### Task requirements
Write the data out again, exactly as given.

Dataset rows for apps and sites
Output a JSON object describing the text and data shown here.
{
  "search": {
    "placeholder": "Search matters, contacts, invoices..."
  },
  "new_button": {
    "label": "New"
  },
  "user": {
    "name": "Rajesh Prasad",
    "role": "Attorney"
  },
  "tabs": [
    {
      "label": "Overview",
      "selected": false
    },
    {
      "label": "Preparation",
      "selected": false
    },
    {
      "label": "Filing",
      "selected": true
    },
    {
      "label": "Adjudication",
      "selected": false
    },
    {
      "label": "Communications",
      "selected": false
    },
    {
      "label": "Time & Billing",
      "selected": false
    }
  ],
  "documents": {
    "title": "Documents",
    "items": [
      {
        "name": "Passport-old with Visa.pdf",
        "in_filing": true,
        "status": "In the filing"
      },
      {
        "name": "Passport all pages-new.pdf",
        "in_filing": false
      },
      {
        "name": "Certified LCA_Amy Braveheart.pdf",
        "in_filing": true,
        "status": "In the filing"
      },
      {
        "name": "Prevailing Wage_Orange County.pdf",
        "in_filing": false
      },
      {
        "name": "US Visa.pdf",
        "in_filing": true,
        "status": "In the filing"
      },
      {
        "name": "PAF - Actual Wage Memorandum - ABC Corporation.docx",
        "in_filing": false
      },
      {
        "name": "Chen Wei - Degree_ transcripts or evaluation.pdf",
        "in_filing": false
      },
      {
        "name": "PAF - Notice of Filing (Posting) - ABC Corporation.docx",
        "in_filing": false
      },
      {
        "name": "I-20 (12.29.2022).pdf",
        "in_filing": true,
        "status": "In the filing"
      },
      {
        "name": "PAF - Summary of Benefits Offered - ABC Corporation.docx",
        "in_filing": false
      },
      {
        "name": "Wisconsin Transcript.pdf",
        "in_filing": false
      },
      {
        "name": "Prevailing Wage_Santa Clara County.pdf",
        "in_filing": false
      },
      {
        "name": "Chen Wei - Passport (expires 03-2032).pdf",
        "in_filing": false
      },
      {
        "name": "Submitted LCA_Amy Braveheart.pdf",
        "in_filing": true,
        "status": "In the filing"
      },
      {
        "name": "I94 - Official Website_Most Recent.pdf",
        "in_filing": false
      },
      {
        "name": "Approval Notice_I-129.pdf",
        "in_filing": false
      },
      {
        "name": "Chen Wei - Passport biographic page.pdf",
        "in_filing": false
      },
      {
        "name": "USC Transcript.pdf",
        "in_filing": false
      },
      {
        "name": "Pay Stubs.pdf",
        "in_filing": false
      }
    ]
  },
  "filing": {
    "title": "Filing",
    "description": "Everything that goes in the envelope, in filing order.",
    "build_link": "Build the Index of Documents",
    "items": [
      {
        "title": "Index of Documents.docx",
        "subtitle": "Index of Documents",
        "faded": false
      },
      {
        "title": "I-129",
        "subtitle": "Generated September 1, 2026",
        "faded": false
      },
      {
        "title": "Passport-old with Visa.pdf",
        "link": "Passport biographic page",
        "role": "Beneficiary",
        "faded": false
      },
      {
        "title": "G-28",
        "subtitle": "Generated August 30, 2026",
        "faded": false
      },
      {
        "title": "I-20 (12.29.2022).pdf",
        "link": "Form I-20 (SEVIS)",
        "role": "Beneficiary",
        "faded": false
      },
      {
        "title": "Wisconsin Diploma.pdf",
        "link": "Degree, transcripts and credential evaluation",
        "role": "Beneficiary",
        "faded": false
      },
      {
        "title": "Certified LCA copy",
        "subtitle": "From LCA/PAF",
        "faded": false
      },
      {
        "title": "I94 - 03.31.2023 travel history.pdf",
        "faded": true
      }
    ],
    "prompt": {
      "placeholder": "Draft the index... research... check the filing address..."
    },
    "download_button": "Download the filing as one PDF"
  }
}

### Exercise solution
Output a JSON object describing the text and data shown here.
{
  "search": {
    "placeholder": "Search matters, contacts, invoices..."
  },
  "new_button": {
    "label": "New"
  },
  "user": {
    "name": "Rajesh Prasad",
    "role": "Attorney"
  },
  "tabs": [
    {
      "label": "Overview",
      "selected": false
    },
    {
      "label": "Preparation",
      "selected": false
    },
    {
      "label": "Filing",
      "selected": true
    },
    {
      "label": "Adjudication",
      "selected": false
    },
    {
      "label": "Communications",
      "selected": false
    },
    {
      "label": "Time & Billing",
      "selected": false
    }
  ],
  "documents": {
    "title": "Documents",
    "items": [
      {
        "name": "Passport-old with Visa.pdf",
        "in_filing": true,
        "status": "In the filing"
      },
      {
        "name": "Passport all pages-new.pdf",
        "in_filing": false
      },
      {
        "name": "Certified LCA_Amy Braveheart.pdf",
        "in_filing": true,
        "status": "In the filing"
      },
      {
        "name": "Prevailing Wage_Orange County.pdf",
        "in_filing": false
      },
      {
        "name": "US Visa.pdf",
        "in_filing": true,
        "status": "In the filing"
      },
      {
        "name": "PAF - Actual Wage Memorandum - ABC Corporation.docx",
        "in_filing": false
      },
      {
        "name": "Chen Wei - Degree_ transcripts or evaluation.pdf",
        "in_filing": false
      },
      {
        "name": "PAF - Notice of Filing (Posting) - ABC Corporation.docx",
        "in_filing": false
      },
      {
        "name": "I-20 (12.29.2022).pdf",
        "in_filing": true,
        "status": "In the filing"
      },
      {
        "name": "PAF - Summary of Benefits Offered - ABC Corporation.docx",
        "in_filing": false
      },
      {
        "name": "Wisconsin Transcript.pdf",
        "in_filing": false
      },
      {
        "name": "Prevailing Wage_Santa Clara County.pdf",
        "in_filing": false
      },
      {
        "name": "Chen Wei - Passport (expires 03-2032).pdf",
        "in_filing": false
      },
      {
        "name": "Submitted LCA_Amy Braveheart.pdf",
        "in_filing": true,
        "status": "In the filing"
      },
      {
        "name": "I94 - Official Website_Most Recent.pdf",
        "in_filing": false
      },
      {
        "name": "Approval Notice_I-129.pdf",
        "in_filing": false
      },
      {
        "name": "Chen Wei - Passport biographic page.pdf",
        "in_filing": false
      },
      {
        "name": "USC Transcript.pdf",
        "in_filing": false
      },
      {
        "name": "Pay Stubs.pdf",
        "in_filing": false
      }
    ]
  },
  "filing": {
    "title": "Filing",
    "description": "Everything that goes in the envelope, in filing order.",
    "build_link": "Build the Index of Documents",
    "items": [
      {
        "title": "Index of Documents.docx",
        "subtitle": "Index of Documents",
        "faded": false
      },
      {
        "title": "I-129",
        "subtitle": "Generated September 1, 2026",
        "faded": false
      },
      {
        "title": "Passport-old with Visa.pdf",
        "link": "Passport biographic page",
        "role": "Beneficiary",
        "faded": false
      },
      {
        "title": "G-28",
        "subtitle": "Generated August 30, 2026",
        "faded": false
      },
      {
        "title": "I-20 (12.29.2022).pdf",
        "link": "Form I-20 (SEVIS)",
        "role": "Beneficiary",
        "faded": false
      },
      {
        "title": "Wisconsin Diploma.pdf",
        "link": "Degree, transcripts and credential evaluation",
        "role": "Beneficiary",
        "faded": false
      },
      {
        "title": "Certified LCA copy",
        "subtitle": "From LCA/PAF",
        "faded": false
      },
      {
        "title": "I94 - 03.31.2023 travel history.pdf",
        "faded": true
      }
    ],
    "prompt": {
      "placeholder": "Draft the index... research... check the filing address..."
    },
    "download_button": "Download the filing as one PDF"
  }
}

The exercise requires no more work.